  • Expanded Academic ASAP (GALE Cengage)
  • InfoTrac (GALE Cengage)
  • Journal Citation Reports/Science Edition (Clarivate Analytics)
  • Journal Citation Reports/Social Science Edition (Clarivate Analytics)
  • MEDLINE/PubMed (NLM)
  • OmniFile Full Text Mega Edition (HW Wilson)
  • Periodical Index Online (ProQuest)
  • Psychology & Behavioral Sciences Collection (EBSCO Publishing)
  • Psychology Collection (GALE Cengage)
  • PsycINFO/Psychological Abstracts (APA)
  • PsycSCAN: Developmental Psychology (APA)
  • PubMed Dietary Supplement Subset (NLM)
  • Research Library (ProQuest)
  • Science Citation Index (Clarivate Analytics)
  • Science Citation Index Expanded (Clarivate Analytics)
  • SCOPUS (Elsevier)
  • Social Sciences Citation Index (Clarivate Analytics)
  • Sociological Collection (EBSCO Publishing)

In 2018, ISI Journal Citation Reports ranked the journal 2/74 in Psychology Developmental journals, 6/77 in Psychology journals, and 11/142 in the category Psychiatry (Social Science); 16/146 (Psychiatry). The JCPP Impact Factor for 2018 is 6.129.[4]
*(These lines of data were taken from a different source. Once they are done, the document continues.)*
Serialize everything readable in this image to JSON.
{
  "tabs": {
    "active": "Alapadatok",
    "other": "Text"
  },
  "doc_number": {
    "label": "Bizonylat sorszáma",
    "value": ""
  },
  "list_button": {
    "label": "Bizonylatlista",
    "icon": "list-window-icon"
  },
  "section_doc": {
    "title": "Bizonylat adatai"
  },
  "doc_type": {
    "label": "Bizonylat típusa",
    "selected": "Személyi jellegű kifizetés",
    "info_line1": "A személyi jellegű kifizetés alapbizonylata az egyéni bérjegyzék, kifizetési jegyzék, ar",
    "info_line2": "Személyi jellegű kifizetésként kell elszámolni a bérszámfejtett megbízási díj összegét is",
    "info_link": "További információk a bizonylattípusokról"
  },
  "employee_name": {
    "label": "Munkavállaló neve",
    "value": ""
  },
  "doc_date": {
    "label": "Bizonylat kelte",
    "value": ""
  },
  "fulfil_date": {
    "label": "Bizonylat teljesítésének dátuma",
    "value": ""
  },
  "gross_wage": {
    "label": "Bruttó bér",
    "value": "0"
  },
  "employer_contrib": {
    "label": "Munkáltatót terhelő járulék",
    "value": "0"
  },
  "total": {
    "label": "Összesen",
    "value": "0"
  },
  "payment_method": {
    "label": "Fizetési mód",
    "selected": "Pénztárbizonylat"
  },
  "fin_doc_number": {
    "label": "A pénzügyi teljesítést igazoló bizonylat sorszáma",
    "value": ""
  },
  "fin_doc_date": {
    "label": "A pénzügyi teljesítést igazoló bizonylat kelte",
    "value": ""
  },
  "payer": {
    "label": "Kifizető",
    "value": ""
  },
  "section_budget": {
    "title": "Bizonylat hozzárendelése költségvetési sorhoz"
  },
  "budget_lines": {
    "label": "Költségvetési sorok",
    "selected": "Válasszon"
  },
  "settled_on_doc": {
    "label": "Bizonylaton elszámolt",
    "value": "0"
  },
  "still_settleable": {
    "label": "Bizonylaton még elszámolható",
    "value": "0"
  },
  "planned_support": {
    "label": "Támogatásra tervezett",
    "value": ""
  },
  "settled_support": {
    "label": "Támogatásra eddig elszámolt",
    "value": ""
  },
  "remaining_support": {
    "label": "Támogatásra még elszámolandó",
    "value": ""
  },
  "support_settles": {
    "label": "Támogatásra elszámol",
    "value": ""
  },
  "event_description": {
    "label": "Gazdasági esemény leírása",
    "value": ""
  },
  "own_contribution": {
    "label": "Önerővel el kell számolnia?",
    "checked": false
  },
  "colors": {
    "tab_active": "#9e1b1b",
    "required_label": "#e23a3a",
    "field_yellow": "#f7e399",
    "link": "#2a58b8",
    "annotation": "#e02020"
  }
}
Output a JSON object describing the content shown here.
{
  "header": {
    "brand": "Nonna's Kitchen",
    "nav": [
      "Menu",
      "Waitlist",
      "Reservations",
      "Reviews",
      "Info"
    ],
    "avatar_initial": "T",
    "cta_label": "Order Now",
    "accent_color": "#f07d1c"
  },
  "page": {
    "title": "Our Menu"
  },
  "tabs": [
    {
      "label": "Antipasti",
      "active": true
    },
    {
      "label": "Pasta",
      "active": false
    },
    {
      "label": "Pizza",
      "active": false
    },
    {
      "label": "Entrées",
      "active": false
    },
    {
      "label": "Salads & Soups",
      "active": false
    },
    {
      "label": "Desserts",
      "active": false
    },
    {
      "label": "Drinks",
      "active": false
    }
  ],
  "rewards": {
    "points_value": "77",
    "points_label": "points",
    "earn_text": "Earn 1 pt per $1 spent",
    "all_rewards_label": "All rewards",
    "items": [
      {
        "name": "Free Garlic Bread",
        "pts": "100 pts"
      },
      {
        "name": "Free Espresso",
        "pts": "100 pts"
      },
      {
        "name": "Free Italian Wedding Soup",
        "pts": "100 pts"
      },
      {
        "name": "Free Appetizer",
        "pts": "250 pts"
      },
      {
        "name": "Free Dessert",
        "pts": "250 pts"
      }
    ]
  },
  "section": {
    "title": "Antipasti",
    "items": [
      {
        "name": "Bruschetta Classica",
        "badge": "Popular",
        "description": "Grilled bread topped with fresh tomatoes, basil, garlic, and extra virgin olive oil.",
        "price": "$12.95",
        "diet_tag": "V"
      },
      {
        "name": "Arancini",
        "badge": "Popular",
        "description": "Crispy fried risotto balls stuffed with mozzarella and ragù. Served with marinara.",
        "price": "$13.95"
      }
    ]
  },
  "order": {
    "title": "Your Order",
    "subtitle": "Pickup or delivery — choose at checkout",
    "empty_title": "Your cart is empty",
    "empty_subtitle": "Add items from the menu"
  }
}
  1. ^ "Publications". ACAMH. Retrieved 1 September 2016.
  2. ^ "Archived copy of ACAMH website".
  3. ^ Berger, Michael; Hersov, Lionel (2009). "JCPP – The Journal of Child Psychology and Psychiatry: a history from the inside". Journal of Child Psychology and Psychiatry. 50 (1–2): 2–8. doi:10.1111/j.1469-7610.2008.02036.x. ISSN 1469-7610. PMID 19220586.
  4. ^ "Journal of Child Psychology and Psychiatry - Wiley Online Library". Retrieved 2019-07-29.

External linksEdit